This can be done during the exhale through the mouth during particularly painful or difficult moments to fully release the body. The bodies reaction to pain is normally to tense up, which can do more harm than good during both yoga and labor. By staying calm and taking deep, releasing breathes the body can relax further and lessen pain instead of intensifying it. Pain should always be acknowledged but should not be given into. Instead, pain should be breathed through and embraced.

Prenatal yoga during the first trimester is very different from prenatal yoga during the third trimester. However, ujjayi breathing remains consistent during all three trimesters. The belly is still fairly small during the first trimester which allows for a variety of poses and mild twists. First-trimester yoga focuses on keeping up endurance and stretching the body.

Second-trimester yoga incorporates a little more stressful. With the appearance of a small belly, some poses and twists are temporarily discarded from practice.
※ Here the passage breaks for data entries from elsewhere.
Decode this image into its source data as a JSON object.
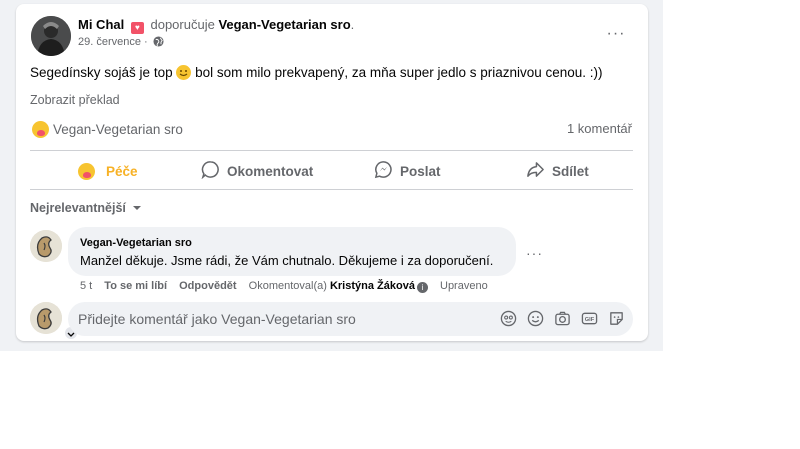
{
  "post": {
    "author": "Mi Chal",
    "verb": "doporučuje",
    "page": "Vegan-Vegetarian sro",
    "date": "29. července",
    "date_sep": " · ",
    "text_before": "Segedínsky sojáš je top ",
    "text_after": " bol som milo prekvapený, za mňa super jedlo s priaznivou cenou. :))",
    "translate": "Zobrazit překlad",
    "more": "···"
  },
  "reactions": {
    "reactor": "Vegan-Vegetarian sro",
    "comment_count": "1 komentář"
  },
  "actions": {
    "care": "Péče",
    "comment": "Okomentovat",
    "send": "Poslat",
    "share": "Sdílet"
  },
  "sort": {
    "label": "Nejrelevantnější"
  },
  "comment": {
    "author": "Vegan-Vegetarian sro",
    "text": "Manžel děkuje. Jsme rádi, že Vám chutnalo. Děkujeme i za doporučení.",
    "time": "5 t",
    "like": "To se mi líbí",
    "reply": "Odpovědět",
    "commented_by_prefix": "Okomentoval(a) ",
    "commented_by_name": "Kristýna Žáková",
    "edited": "Upraveno",
    "more": "···"
  },
  "compose": {
    "placeholder": "Přidejte komentář jako Vegan-Vegetarian sro"
  },
  "colors": {
    "background": "#f0f2f5",
    "care_accent": "#f7b125",
    "secondary_text": "#65676b"
  }
}
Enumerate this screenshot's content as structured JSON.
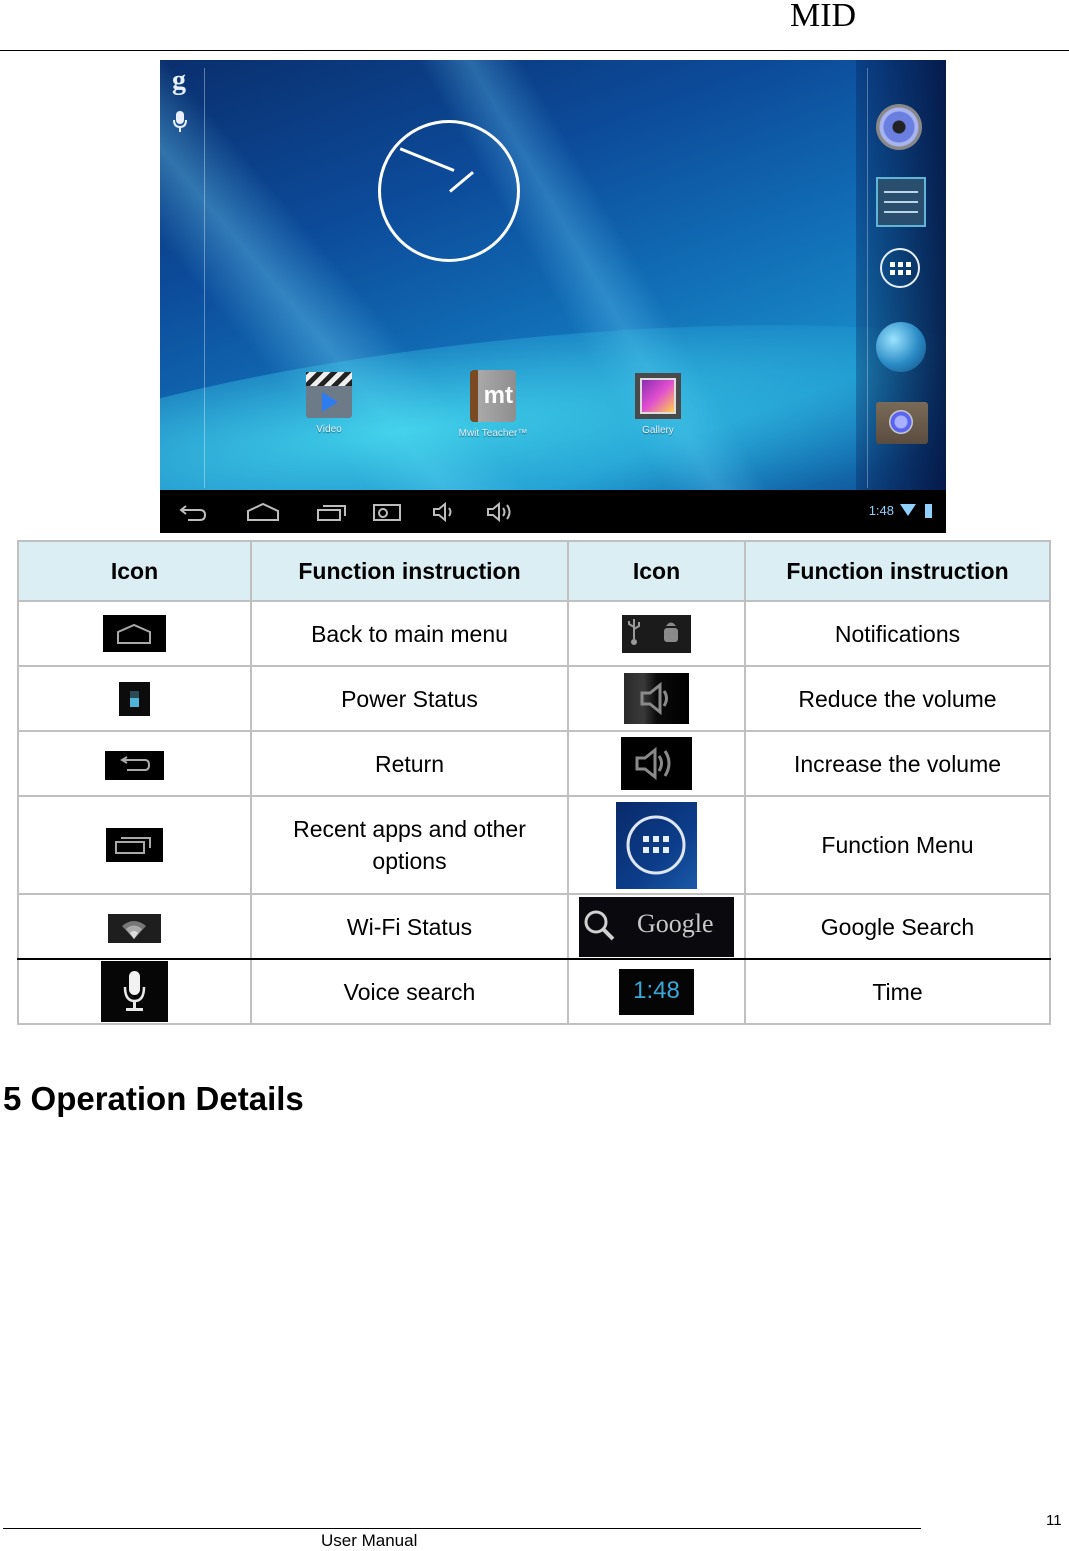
{
  "header": {
    "title": "MID"
  },
  "screenshot": {
    "search_glyph": "g",
    "apps": [
      {
        "label": "Video"
      },
      {
        "label": "Mwit Teacher™",
        "glyph": "mt"
      },
      {
        "label": "Gallery"
      }
    ],
    "dock": [
      "music-icon",
      "settings-icon",
      "all-apps-icon",
      "browser-globe-icon",
      "camera-icon"
    ],
    "navbar": [
      "back-icon",
      "home-icon",
      "recent-apps-icon",
      "screenshot-icon",
      "volume-down-icon",
      "volume-up-icon"
    ],
    "status": {
      "time": "1:48"
    }
  },
  "table": {
    "headers": [
      "Icon",
      "Function instruction",
      "Icon",
      "Function instruction"
    ],
    "rows": [
      {
        "left_icon": "home-icon",
        "left_text": "Back to main menu",
        "right_icon": "notifications-icon",
        "right_text": "Notifications"
      },
      {
        "left_icon": "battery-icon",
        "left_text": "Power Status",
        "right_icon": "volume-down-icon",
        "right_text": "Reduce the volume"
      },
      {
        "left_icon": "return-icon",
        "left_text": "Return",
        "right_icon": "volume-up-icon",
        "right_text": "Increase the volume"
      },
      {
        "left_icon": "recent-apps-icon",
        "left_text": "Recent apps and other options",
        "right_icon": "function-menu-icon",
        "right_text": "Function Menu"
      },
      {
        "left_icon": "wifi-icon",
        "left_text": "Wi-Fi Status",
        "right_icon": "google-search-icon",
        "right_text": "Google Search",
        "right_icon_text": "Google"
      },
      {
        "left_icon": "voice-search-icon",
        "left_text": "Voice search",
        "right_icon": "time-icon",
        "right_text": "Time",
        "right_icon_text": "1:48"
      }
    ]
  },
  "section": {
    "title": "5 Operation Details"
  },
  "footer": {
    "label": "User Manual",
    "page": "11"
  }
}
The second trimester poses focus on stretching the side body and gaining leg muscle to help carry around the extra pounds that are to come. Most women feel very energized during the second trimester which makes it the perfect time to amp up yoga practices and get those legs strong to carry around the several pounds there are still to gain.

The third trimester is often called the “home stretch” of pregnancy. Which is a very accurate name when it comes to yoga because this is the trimester that stretching consumes yoga practice. The body has grown substantially over the past several months and some key areas such as the lower back and hips are taking a lot of pressure from that extra weight. Stretching the hips and back can help ease the pain caused by the extra weight and the almost full term sized baby. It also can allow for a smoother delivery.
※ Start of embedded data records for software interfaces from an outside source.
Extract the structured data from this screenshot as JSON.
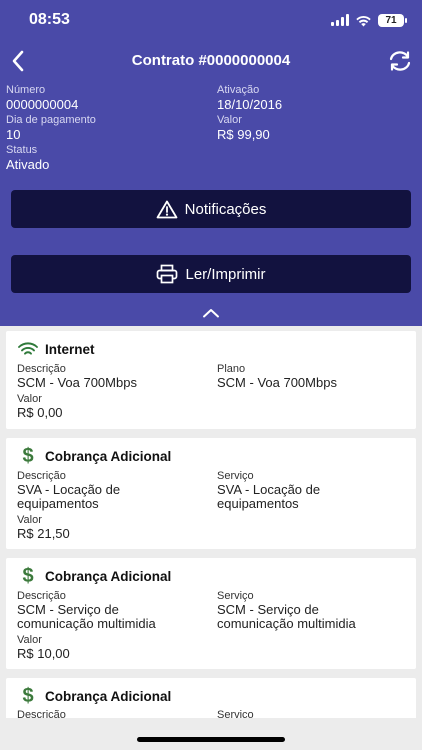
{
  "status_bar": {
    "time": "08:53",
    "battery": "71"
  },
  "header": {
    "title": "Contrato #0000000004"
  },
  "contract": {
    "numero_label": "Número",
    "numero": "0000000004",
    "ativacao_label": "Ativação",
    "ativacao": "18/10/2016",
    "dia_label": "Dia de pagamento",
    "dia": "10",
    "valor_label": "Valor",
    "valor": "R$ 99,90",
    "status_label": "Status",
    "status": "Ativado"
  },
  "buttons": {
    "notificacoes": "Notificações",
    "ler_imprimir": "Ler/Imprimir"
  },
  "cards": [
    {
      "title": "Internet",
      "icon": "wifi-icon",
      "descricao_label": "Descrição",
      "descricao": "SCM - Voa 700Mbps",
      "right_label": "Plano",
      "right_value": "SCM - Voa 700Mbps",
      "valor_label": "Valor",
      "valor": "R$ 0,00"
    },
    {
      "title": "Cobrança Adicional",
      "icon": "dollar-icon",
      "descricao_label": "Descrição",
      "descricao_1": "SVA - Locação de",
      "descricao_2": "equipamentos",
      "right_label": "Serviço",
      "right_value_1": "SVA - Locação de",
      "right_value_2": "equipamentos",
      "valor_label": "Valor",
      "valor": "R$ 21,50"
    },
    {
      "title": "Cobrança Adicional",
      "icon": "dollar-icon",
      "descricao_label": "Descrição",
      "descricao_1": "SCM - Serviço de",
      "descricao_2": "comunicação multimidia",
      "right_label": "Serviço",
      "right_value_1": "SCM - Serviço de",
      "right_value_2": "comunicação multimidia",
      "valor_label": "Valor",
      "valor": "R$ 10,00"
    },
    {
      "title": "Cobrança Adicional",
      "icon": "dollar-icon",
      "descricao_label": "Descrição",
      "right_label": "Serviço"
    }
  ],
  "colors": {
    "header_bg": "#4a4aa8",
    "button_bg": "#12123f",
    "dollar_green": "#3c7a3c"
  }
}
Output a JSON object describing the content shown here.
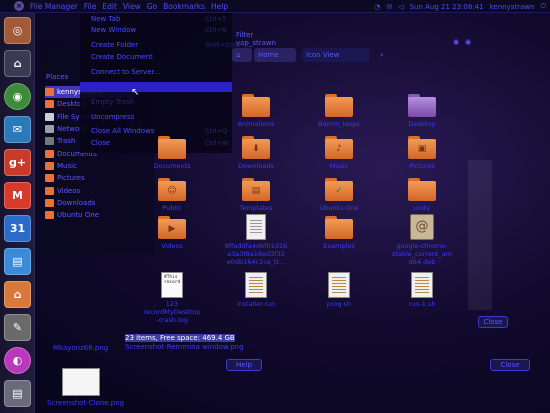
{
  "panel": {
    "close": "×",
    "menus": [
      "File Manager",
      "File",
      "Edit",
      "View",
      "Go",
      "Bookmarks",
      "Help"
    ],
    "clock": "Sun Aug 21 23:08:41",
    "user": "kennystrawn"
  },
  "file_menu": {
    "items": [
      {
        "label": "New Tab",
        "shortcut": "Ctrl+T"
      },
      {
        "label": "New Window",
        "shortcut": "Ctrl+N"
      },
      {
        "label": "Create Folder",
        "shortcut": "Shift+Ctrl+N"
      },
      {
        "label": "Create Document",
        "shortcut": ""
      },
      {
        "label": "Connect to Server...",
        "shortcut": ""
      },
      {
        "label": "",
        "shortcut": ""
      },
      {
        "label": "Empty Trash",
        "shortcut": ""
      },
      {
        "label": "Uncompress",
        "shortcut": ""
      },
      {
        "label": "Close All Windows",
        "shortcut": "Ctrl+Q"
      },
      {
        "label": "Close",
        "shortcut": "Ctrl+W"
      }
    ]
  },
  "places": {
    "header": "Places",
    "items": [
      "kennystrawn",
      "Desktop",
      "File System",
      "Network",
      "Trash",
      "Documents",
      "Music",
      "Pictures",
      "Videos",
      "Downloads",
      "Ubuntu One"
    ]
  },
  "toolbar": {
    "back": "Back",
    "location": "Home",
    "view": "Icon View",
    "tabs": [
      "Filter",
      "yap_strawn"
    ]
  },
  "files": [
    {
      "name": "Animations",
      "type": "folder",
      "glyph": ""
    },
    {
      "name": "Bamm_loops",
      "type": "folder",
      "glyph": ""
    },
    {
      "name": "Desktop",
      "type": "folder-desktop",
      "glyph": ""
    },
    {
      "name": "Documents",
      "type": "folder",
      "glyph": ""
    },
    {
      "name": "Downloads",
      "type": "folder",
      "glyph": "⬇"
    },
    {
      "name": "Music",
      "type": "folder",
      "glyph": "♪"
    },
    {
      "name": "Pictures",
      "type": "folder",
      "glyph": "▣"
    },
    {
      "name": "Public",
      "type": "folder",
      "glyph": "☺"
    },
    {
      "name": "Templates",
      "type": "folder",
      "glyph": "▤"
    },
    {
      "name": "Ubuntu One",
      "type": "folder",
      "glyph": "✓"
    },
    {
      "name": "unity",
      "type": "folder",
      "glyph": ""
    },
    {
      "name": "Videos",
      "type": "folder",
      "glyph": "▶"
    },
    {
      "name": "8ffaddfa4d6f01d16 a3a3f8a16ed3f32 e0db164c1ce_tt...",
      "type": "doc",
      "glyph": ""
    },
    {
      "name": "Examples",
      "type": "folder",
      "glyph": ""
    },
    {
      "name": "google-chrome-stable_current_amd64.deb",
      "type": "pkg",
      "glyph": "@"
    },
    {
      "name": "123 recordMyDesktop-crash.log",
      "type": "text",
      "glyph": ""
    },
    {
      "name": "installer.run",
      "type": "sh",
      "glyph": ""
    },
    {
      "name": "prog.sh",
      "type": "sh",
      "glyph": ""
    },
    {
      "name": "run-1.sh",
      "type": "sh",
      "glyph": ""
    }
  ],
  "status": {
    "text": "23 items, Free space: 469.4 GB",
    "second": "Screenshot-Remmina window.png"
  },
  "desktop": {
    "items": [
      "Mkayonz66.png",
      "Screenshot-Clone.png"
    ]
  },
  "buttons": {
    "help": "Help",
    "close": "Close",
    "right_top": "Close"
  },
  "launcher": {
    "items": [
      {
        "name": "dash",
        "glyph": "◎",
        "color": "#a25a3a"
      },
      {
        "name": "files",
        "glyph": "⌂",
        "color": "#9c4a2a"
      },
      {
        "name": "chrome",
        "glyph": "◉",
        "color": "#3c8a3a"
      },
      {
        "name": "photo",
        "glyph": "✉",
        "color": "#2a7aba"
      },
      {
        "name": "google-plus",
        "glyph": "g+",
        "color": "#c83a2a"
      },
      {
        "name": "gmail",
        "glyph": "M",
        "color": "#d83a2a"
      },
      {
        "name": "calendar",
        "glyph": "31",
        "color": "#2a6ac8"
      },
      {
        "name": "docs",
        "glyph": "▤",
        "color": "#3a8ad8"
      },
      {
        "name": "home-folder",
        "glyph": "⌂",
        "color": "#d8783a"
      },
      {
        "name": "text-editor",
        "glyph": "✎",
        "color": "#6a6a6a"
      },
      {
        "name": "color",
        "glyph": "◐",
        "color": "#b83aba"
      },
      {
        "name": "printer",
        "glyph": "▤",
        "color": "#6a6a7a"
      }
    ]
  }
}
Prenatal yoga is crucial in combating the aches and pains of pregnancy. Even if yoga was not done before pregnancy, it should at least be incorporated every few days into the daily routine to stretch out the body. Growing a human is hard on the mind and body which makes yoga a wonderful addition to prenatal care.
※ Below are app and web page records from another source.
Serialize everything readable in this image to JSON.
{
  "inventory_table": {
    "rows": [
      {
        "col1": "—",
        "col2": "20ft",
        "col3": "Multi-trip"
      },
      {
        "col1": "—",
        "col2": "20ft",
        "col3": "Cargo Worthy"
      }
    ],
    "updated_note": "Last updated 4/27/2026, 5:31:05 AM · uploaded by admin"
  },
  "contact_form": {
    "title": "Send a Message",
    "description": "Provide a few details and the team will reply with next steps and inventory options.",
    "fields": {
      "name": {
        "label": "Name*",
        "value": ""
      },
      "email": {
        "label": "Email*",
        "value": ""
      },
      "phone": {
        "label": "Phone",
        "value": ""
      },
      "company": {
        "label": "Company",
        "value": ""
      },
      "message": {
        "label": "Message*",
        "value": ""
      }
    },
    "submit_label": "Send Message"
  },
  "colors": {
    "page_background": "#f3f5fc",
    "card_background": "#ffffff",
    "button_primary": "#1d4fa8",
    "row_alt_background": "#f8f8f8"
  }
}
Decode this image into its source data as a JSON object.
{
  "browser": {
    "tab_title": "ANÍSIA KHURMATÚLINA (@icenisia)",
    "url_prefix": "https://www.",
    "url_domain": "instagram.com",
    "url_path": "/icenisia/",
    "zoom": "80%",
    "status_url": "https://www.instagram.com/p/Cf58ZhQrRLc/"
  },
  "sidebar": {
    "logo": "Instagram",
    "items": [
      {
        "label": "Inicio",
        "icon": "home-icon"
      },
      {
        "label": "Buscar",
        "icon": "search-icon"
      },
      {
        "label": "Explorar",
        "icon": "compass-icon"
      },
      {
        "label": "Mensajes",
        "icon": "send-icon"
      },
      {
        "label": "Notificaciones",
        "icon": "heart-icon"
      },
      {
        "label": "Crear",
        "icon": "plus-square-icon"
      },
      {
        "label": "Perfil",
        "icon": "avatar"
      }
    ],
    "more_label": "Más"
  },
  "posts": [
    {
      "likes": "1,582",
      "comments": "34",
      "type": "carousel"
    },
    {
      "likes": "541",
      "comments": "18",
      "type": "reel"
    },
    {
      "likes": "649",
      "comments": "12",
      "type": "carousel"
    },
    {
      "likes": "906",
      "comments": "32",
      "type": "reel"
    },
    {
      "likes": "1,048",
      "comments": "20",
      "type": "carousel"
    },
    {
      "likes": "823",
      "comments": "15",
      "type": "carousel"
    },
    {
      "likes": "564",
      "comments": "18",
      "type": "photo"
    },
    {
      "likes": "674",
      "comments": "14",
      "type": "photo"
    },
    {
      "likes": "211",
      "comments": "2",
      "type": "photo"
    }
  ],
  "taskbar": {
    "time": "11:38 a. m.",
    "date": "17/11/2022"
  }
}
Leggings With Spandex Provide Great Range Of Motion

Leggings

are made from fabrics that includes lycra (spandex), nylon, cotton or polyester and can also add a mix of wool, silk and other fabrics. In the early 1990’s they were in competition with jeans and died down until just lately %u2013 they’re worn like yoga trousers.

Yoga leggings

Now, are also referred to as yoga leggings and hold no real definition. They’re much like an alternate for yoga trousers holding quite similar characteristics such as design, styles, comfort as well as shade. They’re worn with baby doll tops, under mini skirts, with oversized jumpers as well as in a number of other ways.

Sports leggings

Are used for several purposes and therefore are sometimes worn during sports and other physical actions. Under sporting uniforms for running, jogging, Pilates, yoga sessions, and they’re mostly employed. In sports, like football with shin guards and football socks and even under cheerleading uniforms.

Leggings are back

Since their comeback there’s been an uncertainty regarding how in case you wear leggings? Are slacks or? If you does that just apply when you’re not wearing black leggings or cover your bottom? Can you also wear pumps with them as if you’ll with yoga trousers? How about colours as well as layouts? Jennings are a legging which is comparable to jeans (stretch Demin) which you can use as an alternative for normal jeans. Should you be needing to add some style to your appearance, you are able to go to get some of mixed-pattern design of leggings. Wearing black legging with a long jacket plus some heels is one of the very modern fads. Can be combined and matched with just about anything and is broadly accepted and used by many from individuals as if you and me to models on the runaway. What’s caused confusion is layouts, the colours and materials which can be coming about is because of the tendency of yoga trousers. Whether a great or bad thing, now anything goes. If you are looking for affordable comfort style as well as flexibility good quality wear for $20 or less, check 90 Degree by Reflex out.